• _Problem to solve_: Below are records; report the number of lines among them that include the word "this", and nothing further.

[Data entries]
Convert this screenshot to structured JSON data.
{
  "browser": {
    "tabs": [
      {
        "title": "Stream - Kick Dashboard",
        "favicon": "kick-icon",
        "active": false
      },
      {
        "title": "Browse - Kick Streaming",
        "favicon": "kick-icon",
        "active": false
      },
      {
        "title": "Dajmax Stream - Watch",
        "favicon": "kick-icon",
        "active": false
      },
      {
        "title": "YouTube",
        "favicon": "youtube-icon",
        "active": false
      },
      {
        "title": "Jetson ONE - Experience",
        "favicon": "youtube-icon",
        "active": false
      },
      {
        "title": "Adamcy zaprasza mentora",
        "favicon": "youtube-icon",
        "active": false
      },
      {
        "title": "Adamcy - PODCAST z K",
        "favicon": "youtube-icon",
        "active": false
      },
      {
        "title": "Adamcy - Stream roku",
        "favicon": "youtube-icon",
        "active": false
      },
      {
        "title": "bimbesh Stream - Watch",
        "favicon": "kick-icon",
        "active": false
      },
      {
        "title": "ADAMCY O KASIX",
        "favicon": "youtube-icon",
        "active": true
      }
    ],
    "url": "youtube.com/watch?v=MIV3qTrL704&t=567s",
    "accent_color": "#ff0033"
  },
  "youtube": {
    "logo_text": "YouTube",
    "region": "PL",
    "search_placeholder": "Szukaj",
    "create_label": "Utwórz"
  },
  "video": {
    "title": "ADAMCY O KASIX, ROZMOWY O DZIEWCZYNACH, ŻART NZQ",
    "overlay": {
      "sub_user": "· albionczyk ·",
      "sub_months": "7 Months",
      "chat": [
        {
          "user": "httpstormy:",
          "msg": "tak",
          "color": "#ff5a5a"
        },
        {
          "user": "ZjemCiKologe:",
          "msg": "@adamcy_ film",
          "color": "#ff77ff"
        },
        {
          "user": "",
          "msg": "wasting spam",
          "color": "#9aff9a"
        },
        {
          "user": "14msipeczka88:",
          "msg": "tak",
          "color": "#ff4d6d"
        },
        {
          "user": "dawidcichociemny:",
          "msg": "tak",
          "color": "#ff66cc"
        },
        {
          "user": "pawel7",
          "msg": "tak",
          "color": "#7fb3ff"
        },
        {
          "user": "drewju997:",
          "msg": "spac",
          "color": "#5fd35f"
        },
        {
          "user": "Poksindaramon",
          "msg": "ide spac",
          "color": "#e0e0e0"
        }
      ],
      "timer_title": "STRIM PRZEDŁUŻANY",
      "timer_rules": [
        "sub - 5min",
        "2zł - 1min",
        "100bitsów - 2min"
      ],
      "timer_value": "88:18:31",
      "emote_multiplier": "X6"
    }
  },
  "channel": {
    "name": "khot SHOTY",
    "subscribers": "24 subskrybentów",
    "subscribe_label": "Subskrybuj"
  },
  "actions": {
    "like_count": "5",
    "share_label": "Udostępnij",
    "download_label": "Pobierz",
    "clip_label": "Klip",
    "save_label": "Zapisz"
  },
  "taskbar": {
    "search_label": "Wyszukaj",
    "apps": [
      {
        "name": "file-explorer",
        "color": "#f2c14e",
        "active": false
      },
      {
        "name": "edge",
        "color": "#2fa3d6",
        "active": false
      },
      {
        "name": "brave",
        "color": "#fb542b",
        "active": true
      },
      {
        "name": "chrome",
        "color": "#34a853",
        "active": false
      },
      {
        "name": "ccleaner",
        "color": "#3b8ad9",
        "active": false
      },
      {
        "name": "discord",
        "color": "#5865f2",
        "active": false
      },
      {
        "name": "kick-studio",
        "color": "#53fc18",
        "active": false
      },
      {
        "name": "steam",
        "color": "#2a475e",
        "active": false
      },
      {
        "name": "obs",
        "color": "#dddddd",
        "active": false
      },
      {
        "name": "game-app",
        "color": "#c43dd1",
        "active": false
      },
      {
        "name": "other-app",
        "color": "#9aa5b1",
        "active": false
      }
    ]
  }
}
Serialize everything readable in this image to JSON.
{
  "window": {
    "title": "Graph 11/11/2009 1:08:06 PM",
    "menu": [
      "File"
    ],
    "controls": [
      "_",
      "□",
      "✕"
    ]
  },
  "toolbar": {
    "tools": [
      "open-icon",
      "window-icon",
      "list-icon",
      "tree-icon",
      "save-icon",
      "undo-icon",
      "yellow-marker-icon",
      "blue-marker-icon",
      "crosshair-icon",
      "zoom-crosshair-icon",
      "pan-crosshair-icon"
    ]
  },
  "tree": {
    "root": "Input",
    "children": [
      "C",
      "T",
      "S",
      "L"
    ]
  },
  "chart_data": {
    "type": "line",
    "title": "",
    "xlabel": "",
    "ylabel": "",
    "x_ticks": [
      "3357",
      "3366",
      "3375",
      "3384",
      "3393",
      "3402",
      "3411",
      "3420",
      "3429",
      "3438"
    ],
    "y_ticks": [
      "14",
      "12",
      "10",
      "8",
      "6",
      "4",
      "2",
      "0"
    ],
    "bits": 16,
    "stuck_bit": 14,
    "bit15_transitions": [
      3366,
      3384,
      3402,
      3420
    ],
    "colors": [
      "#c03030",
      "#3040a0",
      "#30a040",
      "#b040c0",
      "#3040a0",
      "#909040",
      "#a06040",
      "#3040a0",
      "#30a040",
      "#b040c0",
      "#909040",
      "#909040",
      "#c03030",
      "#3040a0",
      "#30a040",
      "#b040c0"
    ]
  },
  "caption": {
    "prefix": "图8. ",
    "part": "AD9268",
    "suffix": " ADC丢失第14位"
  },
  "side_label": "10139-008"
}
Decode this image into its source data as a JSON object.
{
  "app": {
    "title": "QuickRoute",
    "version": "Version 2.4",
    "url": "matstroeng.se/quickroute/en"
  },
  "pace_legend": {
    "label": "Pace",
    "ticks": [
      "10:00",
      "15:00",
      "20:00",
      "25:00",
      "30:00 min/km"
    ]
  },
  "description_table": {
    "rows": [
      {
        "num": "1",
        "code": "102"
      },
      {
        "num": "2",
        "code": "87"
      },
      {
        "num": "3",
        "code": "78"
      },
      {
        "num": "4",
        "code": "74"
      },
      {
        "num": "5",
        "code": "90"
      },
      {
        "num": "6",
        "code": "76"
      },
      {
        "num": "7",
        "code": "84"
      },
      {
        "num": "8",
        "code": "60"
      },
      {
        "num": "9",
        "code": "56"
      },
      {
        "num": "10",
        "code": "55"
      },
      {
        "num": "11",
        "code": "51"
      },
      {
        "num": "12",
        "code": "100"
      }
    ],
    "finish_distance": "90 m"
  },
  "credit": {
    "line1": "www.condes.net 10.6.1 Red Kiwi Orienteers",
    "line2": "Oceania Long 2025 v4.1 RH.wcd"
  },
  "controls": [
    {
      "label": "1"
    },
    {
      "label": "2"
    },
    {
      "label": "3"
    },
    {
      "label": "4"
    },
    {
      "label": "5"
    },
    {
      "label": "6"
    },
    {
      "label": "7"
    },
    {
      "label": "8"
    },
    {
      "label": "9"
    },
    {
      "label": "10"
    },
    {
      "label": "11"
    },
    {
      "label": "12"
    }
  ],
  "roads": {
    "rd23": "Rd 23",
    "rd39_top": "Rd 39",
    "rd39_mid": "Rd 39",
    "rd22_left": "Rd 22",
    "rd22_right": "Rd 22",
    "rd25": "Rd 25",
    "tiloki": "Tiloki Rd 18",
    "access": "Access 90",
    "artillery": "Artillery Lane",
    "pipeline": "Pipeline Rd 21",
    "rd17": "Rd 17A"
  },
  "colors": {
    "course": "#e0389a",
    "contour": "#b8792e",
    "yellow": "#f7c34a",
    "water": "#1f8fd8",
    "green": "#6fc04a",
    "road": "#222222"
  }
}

• _Result below_: 3